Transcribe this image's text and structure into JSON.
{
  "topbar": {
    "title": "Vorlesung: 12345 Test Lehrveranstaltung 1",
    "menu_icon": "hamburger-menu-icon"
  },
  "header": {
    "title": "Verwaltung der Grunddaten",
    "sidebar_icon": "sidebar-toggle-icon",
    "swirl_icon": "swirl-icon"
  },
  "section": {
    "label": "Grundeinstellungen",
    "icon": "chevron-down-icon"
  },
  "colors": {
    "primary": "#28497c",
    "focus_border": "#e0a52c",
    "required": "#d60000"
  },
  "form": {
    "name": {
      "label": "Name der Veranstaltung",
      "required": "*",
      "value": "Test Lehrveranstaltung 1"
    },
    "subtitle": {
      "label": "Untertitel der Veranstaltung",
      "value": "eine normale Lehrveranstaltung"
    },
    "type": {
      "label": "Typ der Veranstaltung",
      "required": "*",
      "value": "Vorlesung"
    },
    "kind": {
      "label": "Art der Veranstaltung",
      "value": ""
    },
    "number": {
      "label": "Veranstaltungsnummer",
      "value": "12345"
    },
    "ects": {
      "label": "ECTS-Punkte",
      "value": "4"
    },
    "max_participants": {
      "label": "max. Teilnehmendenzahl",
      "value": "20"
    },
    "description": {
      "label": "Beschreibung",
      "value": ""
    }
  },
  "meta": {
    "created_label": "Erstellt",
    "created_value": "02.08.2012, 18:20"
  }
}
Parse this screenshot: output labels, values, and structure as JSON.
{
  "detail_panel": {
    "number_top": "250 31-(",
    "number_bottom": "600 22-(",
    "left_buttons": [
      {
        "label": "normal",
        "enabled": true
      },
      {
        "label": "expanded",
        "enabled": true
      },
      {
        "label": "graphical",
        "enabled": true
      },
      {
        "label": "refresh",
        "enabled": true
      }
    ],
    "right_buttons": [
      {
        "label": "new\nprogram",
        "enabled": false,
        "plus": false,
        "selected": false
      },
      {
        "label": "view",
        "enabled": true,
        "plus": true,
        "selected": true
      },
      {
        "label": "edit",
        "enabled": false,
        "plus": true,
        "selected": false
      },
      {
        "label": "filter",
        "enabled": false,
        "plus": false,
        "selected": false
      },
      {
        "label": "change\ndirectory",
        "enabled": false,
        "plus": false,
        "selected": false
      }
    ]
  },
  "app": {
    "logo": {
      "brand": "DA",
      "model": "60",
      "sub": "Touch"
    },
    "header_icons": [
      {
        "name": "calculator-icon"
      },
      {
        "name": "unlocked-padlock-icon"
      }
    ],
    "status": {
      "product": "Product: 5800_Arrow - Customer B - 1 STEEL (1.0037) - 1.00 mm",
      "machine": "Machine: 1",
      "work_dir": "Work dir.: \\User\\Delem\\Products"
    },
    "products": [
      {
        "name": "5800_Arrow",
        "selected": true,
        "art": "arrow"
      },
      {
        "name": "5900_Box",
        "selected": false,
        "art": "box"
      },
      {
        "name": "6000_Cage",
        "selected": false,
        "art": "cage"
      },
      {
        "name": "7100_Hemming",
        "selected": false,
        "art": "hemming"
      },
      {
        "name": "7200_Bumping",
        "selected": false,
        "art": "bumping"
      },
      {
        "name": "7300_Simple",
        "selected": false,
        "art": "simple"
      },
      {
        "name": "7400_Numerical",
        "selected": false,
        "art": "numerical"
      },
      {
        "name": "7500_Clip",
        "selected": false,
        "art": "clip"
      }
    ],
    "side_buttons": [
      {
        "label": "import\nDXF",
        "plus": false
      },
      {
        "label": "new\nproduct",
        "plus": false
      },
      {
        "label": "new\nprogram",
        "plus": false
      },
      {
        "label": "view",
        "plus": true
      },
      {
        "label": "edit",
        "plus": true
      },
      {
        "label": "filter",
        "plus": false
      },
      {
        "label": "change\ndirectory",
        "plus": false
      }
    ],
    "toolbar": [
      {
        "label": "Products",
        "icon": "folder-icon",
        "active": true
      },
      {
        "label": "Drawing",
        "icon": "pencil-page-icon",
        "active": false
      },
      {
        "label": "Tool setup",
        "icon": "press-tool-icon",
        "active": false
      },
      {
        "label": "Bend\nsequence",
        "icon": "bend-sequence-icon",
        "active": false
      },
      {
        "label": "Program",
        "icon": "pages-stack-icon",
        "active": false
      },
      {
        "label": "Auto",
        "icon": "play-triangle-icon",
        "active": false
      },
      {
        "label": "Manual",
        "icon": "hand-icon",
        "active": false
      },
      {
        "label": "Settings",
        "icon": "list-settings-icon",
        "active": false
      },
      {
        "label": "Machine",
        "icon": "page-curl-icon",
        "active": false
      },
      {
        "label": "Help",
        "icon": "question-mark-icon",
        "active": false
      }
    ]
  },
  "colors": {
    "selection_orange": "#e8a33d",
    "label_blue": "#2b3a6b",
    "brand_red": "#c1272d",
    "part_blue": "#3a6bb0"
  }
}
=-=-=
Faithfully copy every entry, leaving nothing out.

Transcribe this image's text and structure into JSON.
{
  "topbar": {
    "title": "Vorlesung: 12345 Test Lehrveranstaltung 1",
    "menu_icon": "hamburger-menu-icon"
  },
  "header": {
    "title": "Verwaltung der Grunddaten",
    "sidebar_icon": "sidebar-toggle-icon",
    "swirl_icon": "swirl-icon"
  },
  "section": {
    "label": "Grundeinstellungen",
    "icon": "chevron-down-icon"
  },
  "colors": {
    "primary": "#28497c",
    "focus_border": "#e0a52c",
    "required": "#d60000"
  },
  "form": {
    "name": {
      "label": "Name der Veranstaltung",
      "required": "*",
      "value": "Test Lehrveranstaltung 1"
    },
    "subtitle": {
      "label": "Untertitel der Veranstaltung",
      "value": "eine normale Lehrveranstaltung"
    },
    "type": {
      "label": "Typ der Veranstaltung",
      "required": "*",
      "value": "Vorlesung"
    },
    "kind": {
      "label": "Art der Veranstaltung",
      "value": ""
    },
    "number": {
      "label": "Veranstaltungsnummer",
      "value": "12345"
    },
    "ects": {
      "label": "ECTS-Punkte",
      "value": "4"
    },
    "max_participants": {
      "label": "max. Teilnehmendenzahl",
      "value": "20"
    },
    "description": {
      "label": "Beschreibung",
      "value": ""
    }
  },
  "meta": {
    "created_label": "Erstellt",
    "created_value": "02.08.2012, 18:20"
  }
}
Parse this screenshot: output labels, values, and structure as JSON.
{
  "detail_panel": {
    "number_top": "250 31-(",
    "number_bottom": "600 22-(",
    "left_buttons": [
      {
        "label": "normal",
        "enabled": true
      },
      {
        "label": "expanded",
        "enabled": true
      },
      {
        "label": "graphical",
        "enabled": true
      },
      {
        "label": "refresh",
        "enabled": true
      }
    ],
    "right_buttons": [
      {
        "label": "new\nprogram",
        "enabled": false,
        "plus": false,
        "selected": false
      },
      {
        "label": "view",
        "enabled": true,
        "plus": true,
        "selected": true
      },
      {
        "label": "edit",
        "enabled": false,
        "plus": true,
        "selected": false
      },
      {
        "label": "filter",
        "enabled": false,
        "plus": false,
        "selected": false
      },
      {
        "label": "change\ndirectory",
        "enabled": false,
        "plus": false,
        "selected": false
      }
    ]
  },
  "app": {
    "logo": {
      "brand": "DA",
      "model": "60",
      "sub": "Touch"
    },
    "header_icons": [
      {
        "name": "calculator-icon"
      },
      {
        "name": "unlocked-padlock-icon"
      }
    ],
    "status": {
      "product": "Product: 5800_Arrow - Customer B - 1 STEEL (1.0037) - 1.00 mm",
      "machine": "Machine: 1",
      "work_dir": "Work dir.: \\User\\Delem\\Products"
    },
    "products": [
      {
        "name": "5800_Arrow",
        "selected": true,
        "art": "arrow"
      },
      {
        "name": "5900_Box",
        "selected": false,
        "art": "box"
      },
      {
        "name": "6000_Cage",
        "selected": false,
        "art": "cage"
      },
      {
        "name": "7100_Hemming",
        "selected": false,
        "art": "hemming"
      },
      {
        "name": "7200_Bumping",
        "selected": false,
        "art": "bumping"
      },
      {
        "name": "7300_Simple",
        "selected": false,
        "art": "simple"
      },
      {
        "name": "7400_Numerical",
        "selected": false,
        "art": "numerical"
      },
      {
        "name": "7500_Clip",
        "selected": false,
        "art": "clip"
      }
    ],
    "side_buttons": [
      {
        "label": "import\nDXF",
        "plus": false
      },
      {
        "label": "new\nproduct",
        "plus": false
      },
      {
        "label": "new\nprogram",
        "plus": false
      },
      {
        "label": "view",
        "plus": true
      },
      {
        "label": "edit",
        "plus": true
      },
      {
        "label": "filter",
        "plus": false
      },
      {
        "label": "change\ndirectory",
        "plus": false
      }
    ],
    "toolbar": [
      {
        "label": "Products",
        "icon": "folder-icon",
        "active": true
      },
      {
        "label": "Drawing",
        "icon": "pencil-page-icon",
        "active": false
      },
      {
        "label": "Tool setup",
        "icon": "press-tool-icon",
        "active": false
      },
      {
        "label": "Bend\nsequence",
        "icon": "bend-sequence-icon",
        "active": false
      },
      {
        "label": "Program",
        "icon": "pages-stack-icon",
        "active": false
      },
      {
        "label": "Auto",
        "icon": "play-triangle-icon",
        "active": false
      },
      {
        "label": "Manual",
        "icon": "hand-icon",
        "active": false
      },
      {
        "label": "Settings",
        "icon": "list-settings-icon",
        "active": false
      },
      {
        "label": "Machine",
        "icon": "page-curl-icon",
        "active": false
      },
      {
        "label": "Help",
        "icon": "question-mark-icon",
        "active": false
      }
    ]
  },
  "colors": {
    "selection_orange": "#e8a33d",
    "label_blue": "#2b3a6b",
    "brand_red": "#c1272d",
    "part_blue": "#3a6bb0"
  }
}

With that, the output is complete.